GIVEN ENTRIES:
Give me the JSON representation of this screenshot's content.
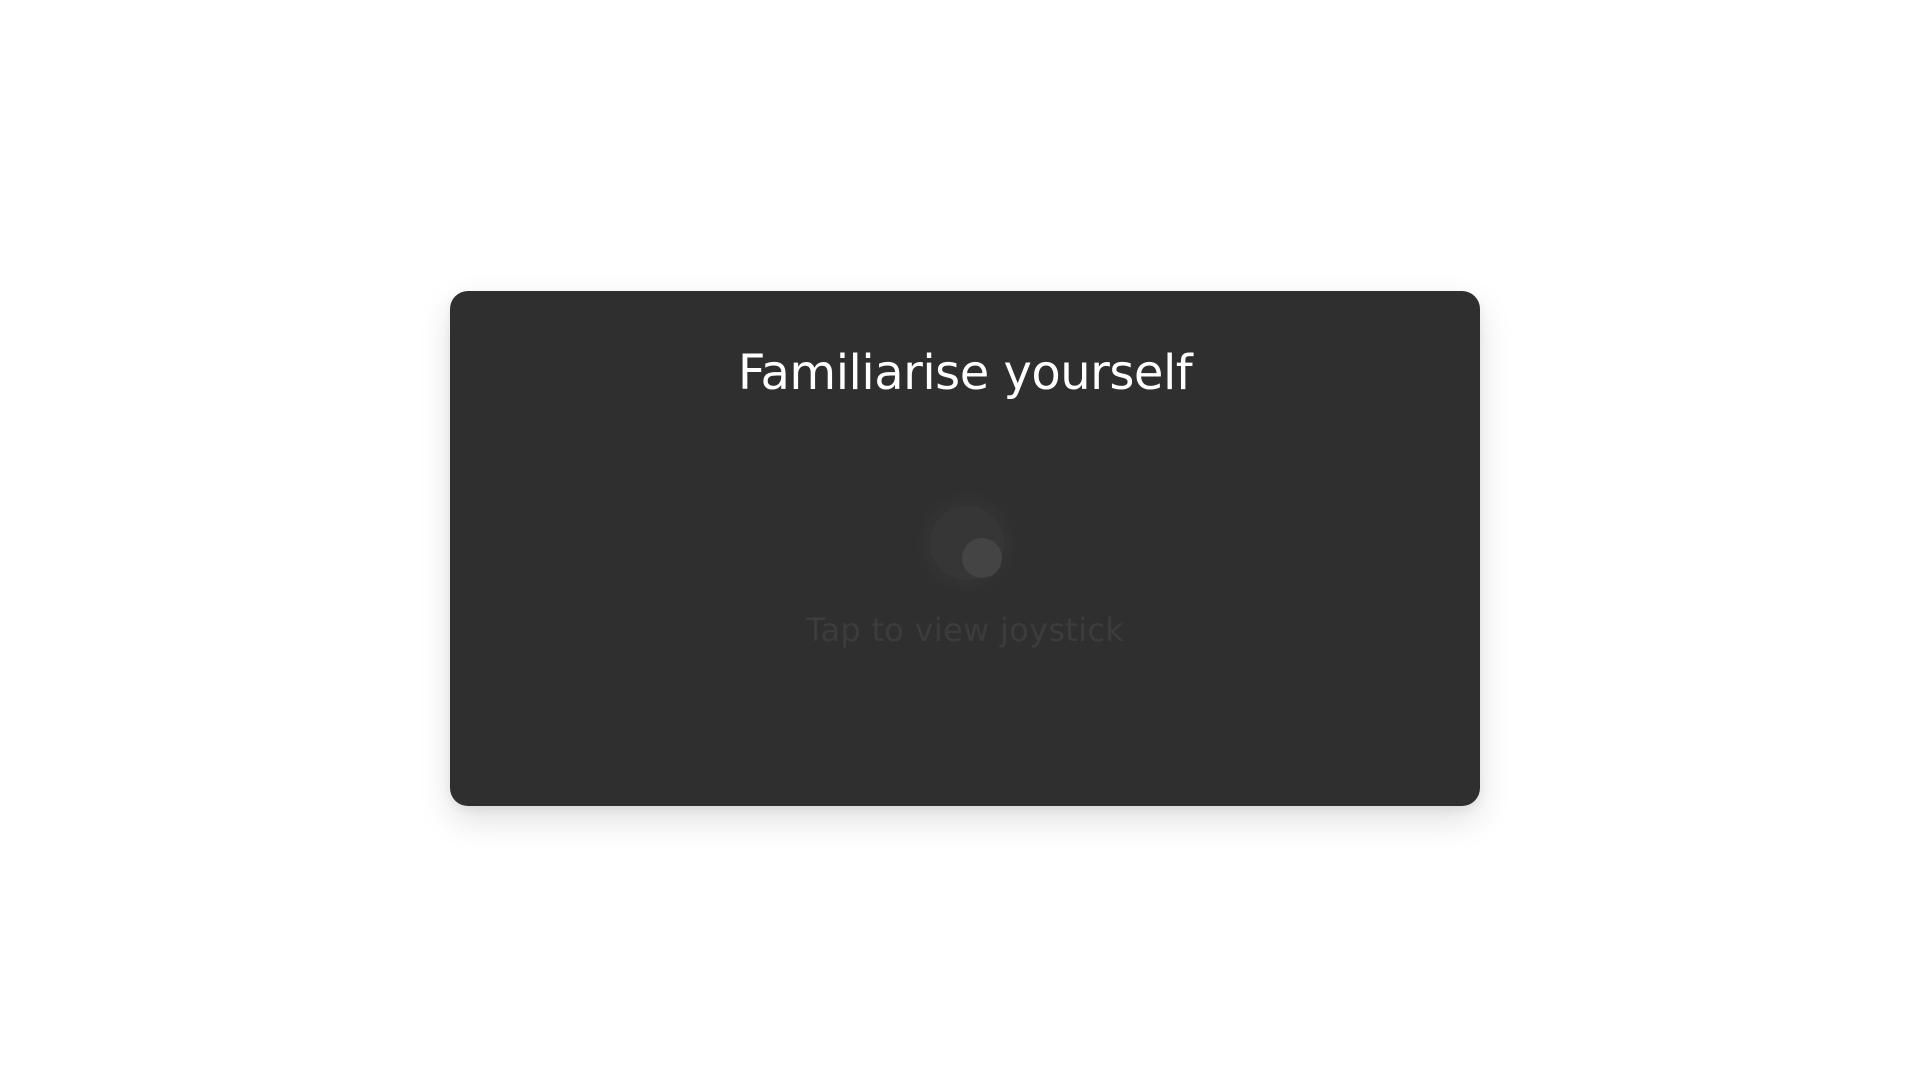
{
  "card": {
    "title": "Familiarise yourself"
  },
  "joystick": {
    "hint": "Tap to view joystick",
    "icon": "joystick-icon"
  },
  "colors": {
    "page_background": "#ffffff",
    "card_background": "#2f2f2f",
    "title_text": "#ffffff",
    "hint_text": "#3c3c3c",
    "joystick_knob": "#444444"
  }
}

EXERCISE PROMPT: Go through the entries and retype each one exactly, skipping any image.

TASK RESULT:
Give me the JSON representation of this screenshot's content.
{
  "card": {
    "title": "Familiarise yourself"
  },
  "joystick": {
    "hint": "Tap to view joystick",
    "icon": "joystick-icon"
  },
  "colors": {
    "page_background": "#ffffff",
    "card_background": "#2f2f2f",
    "title_text": "#ffffff",
    "hint_text": "#3c3c3c",
    "joystick_knob": "#444444"
  }
}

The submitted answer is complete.